* [Website and app data records]
____

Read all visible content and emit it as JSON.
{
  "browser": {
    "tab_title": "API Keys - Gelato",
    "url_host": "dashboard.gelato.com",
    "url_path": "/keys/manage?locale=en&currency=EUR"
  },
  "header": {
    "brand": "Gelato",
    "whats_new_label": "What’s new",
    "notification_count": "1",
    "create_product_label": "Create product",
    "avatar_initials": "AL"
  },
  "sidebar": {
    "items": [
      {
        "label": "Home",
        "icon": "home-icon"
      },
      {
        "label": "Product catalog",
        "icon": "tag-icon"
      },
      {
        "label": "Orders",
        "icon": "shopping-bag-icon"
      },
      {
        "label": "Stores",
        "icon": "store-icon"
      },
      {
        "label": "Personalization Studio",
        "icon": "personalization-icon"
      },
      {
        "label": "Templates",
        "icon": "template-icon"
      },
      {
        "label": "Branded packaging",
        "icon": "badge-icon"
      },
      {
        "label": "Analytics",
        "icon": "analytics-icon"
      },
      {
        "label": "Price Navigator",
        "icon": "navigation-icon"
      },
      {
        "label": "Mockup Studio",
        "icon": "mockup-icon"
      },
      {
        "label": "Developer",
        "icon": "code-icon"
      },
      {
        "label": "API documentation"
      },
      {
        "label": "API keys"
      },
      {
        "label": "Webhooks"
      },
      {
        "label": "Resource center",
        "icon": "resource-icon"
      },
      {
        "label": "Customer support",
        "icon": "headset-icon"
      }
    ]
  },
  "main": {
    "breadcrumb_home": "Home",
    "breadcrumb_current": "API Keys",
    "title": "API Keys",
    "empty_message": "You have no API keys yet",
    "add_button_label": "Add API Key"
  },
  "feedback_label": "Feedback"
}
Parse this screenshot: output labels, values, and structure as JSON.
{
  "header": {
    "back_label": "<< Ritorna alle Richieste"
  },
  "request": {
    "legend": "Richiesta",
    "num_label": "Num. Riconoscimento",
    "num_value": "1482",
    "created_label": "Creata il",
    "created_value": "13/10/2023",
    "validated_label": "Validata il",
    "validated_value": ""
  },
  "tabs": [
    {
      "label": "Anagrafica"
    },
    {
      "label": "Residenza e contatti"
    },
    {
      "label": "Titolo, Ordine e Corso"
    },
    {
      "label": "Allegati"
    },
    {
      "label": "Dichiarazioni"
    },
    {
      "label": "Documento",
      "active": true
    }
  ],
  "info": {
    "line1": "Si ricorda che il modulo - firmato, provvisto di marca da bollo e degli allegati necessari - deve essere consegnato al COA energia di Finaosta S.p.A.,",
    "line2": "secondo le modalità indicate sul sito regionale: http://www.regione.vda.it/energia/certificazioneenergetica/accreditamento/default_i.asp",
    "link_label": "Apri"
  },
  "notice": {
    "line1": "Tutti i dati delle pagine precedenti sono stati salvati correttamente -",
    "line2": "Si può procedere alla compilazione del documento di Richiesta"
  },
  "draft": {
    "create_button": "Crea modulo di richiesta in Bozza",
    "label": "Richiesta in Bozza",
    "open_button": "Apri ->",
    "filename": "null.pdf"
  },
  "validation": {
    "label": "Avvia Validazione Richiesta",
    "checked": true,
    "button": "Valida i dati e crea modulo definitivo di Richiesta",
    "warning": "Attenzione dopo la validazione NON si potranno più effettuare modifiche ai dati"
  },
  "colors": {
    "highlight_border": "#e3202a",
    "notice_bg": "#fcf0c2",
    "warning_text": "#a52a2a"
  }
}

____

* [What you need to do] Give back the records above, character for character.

* [Answer area]
Read all visible content and emit it as JSON.
{
  "browser": {
    "tab_title": "API Keys - Gelato",
    "url_host": "dashboard.gelato.com",
    "url_path": "/keys/manage?locale=en&currency=EUR"
  },
  "header": {
    "brand": "Gelato",
    "whats_new_label": "What’s new",
    "notification_count": "1",
    "create_product_label": "Create product",
    "avatar_initials": "AL"
  },
  "sidebar": {
    "items": [
      {
        "label": "Home",
        "icon": "home-icon"
      },
      {
        "label": "Product catalog",
        "icon": "tag-icon"
      },
      {
        "label": "Orders",
        "icon": "shopping-bag-icon"
      },
      {
        "label": "Stores",
        "icon": "store-icon"
      },
      {
        "label": "Personalization Studio",
        "icon": "personalization-icon"
      },
      {
        "label": "Templates",
        "icon": "template-icon"
      },
      {
        "label": "Branded packaging",
        "icon": "badge-icon"
      },
      {
        "label": "Analytics",
        "icon": "analytics-icon"
      },
      {
        "label": "Price Navigator",
        "icon": "navigation-icon"
      },
      {
        "label": "Mockup Studio",
        "icon": "mockup-icon"
      },
      {
        "label": "Developer",
        "icon": "code-icon"
      },
      {
        "label": "API documentation"
      },
      {
        "label": "API keys"
      },
      {
        "label": "Webhooks"
      },
      {
        "label": "Resource center",
        "icon": "resource-icon"
      },
      {
        "label": "Customer support",
        "icon": "headset-icon"
      }
    ]
  },
  "main": {
    "breadcrumb_home": "Home",
    "breadcrumb_current": "API Keys",
    "title": "API Keys",
    "empty_message": "You have no API keys yet",
    "add_button_label": "Add API Key"
  },
  "feedback_label": "Feedback"
}
Parse this screenshot: output labels, values, and structure as JSON.
{
  "header": {
    "back_label": "<< Ritorna alle Richieste"
  },
  "request": {
    "legend": "Richiesta",
    "num_label": "Num. Riconoscimento",
    "num_value": "1482",
    "created_label": "Creata il",
    "created_value": "13/10/2023",
    "validated_label": "Validata il",
    "validated_value": ""
  },
  "tabs": [
    {
      "label": "Anagrafica"
    },
    {
      "label": "Residenza e contatti"
    },
    {
      "label": "Titolo, Ordine e Corso"
    },
    {
      "label": "Allegati"
    },
    {
      "label": "Dichiarazioni"
    },
    {
      "label": "Documento",
      "active": true
    }
  ],
  "info": {
    "line1": "Si ricorda che il modulo - firmato, provvisto di marca da bollo e degli allegati necessari - deve essere consegnato al COA energia di Finaosta S.p.A.,",
    "line2": "secondo le modalità indicate sul sito regionale: http://www.regione.vda.it/energia/certificazioneenergetica/accreditamento/default_i.asp",
    "link_label": "Apri"
  },
  "notice": {
    "line1": "Tutti i dati delle pagine precedenti sono stati salvati correttamente -",
    "line2": "Si può procedere alla compilazione del documento di Richiesta"
  },
  "draft": {
    "create_button": "Crea modulo di richiesta in Bozza",
    "label": "Richiesta in Bozza",
    "open_button": "Apri ->",
    "filename": "null.pdf"
  },
  "validation": {
    "label": "Avvia Validazione Richiesta",
    "checked": true,
    "button": "Valida i dati e crea modulo definitivo di Richiesta",
    "warning": "Attenzione dopo la validazione NON si potranno più effettuare modifiche ai dati"
  },
  "colors": {
    "highlight_border": "#e3202a",
    "notice_bg": "#fcf0c2",
    "warning_text": "#a52a2a"
  }
}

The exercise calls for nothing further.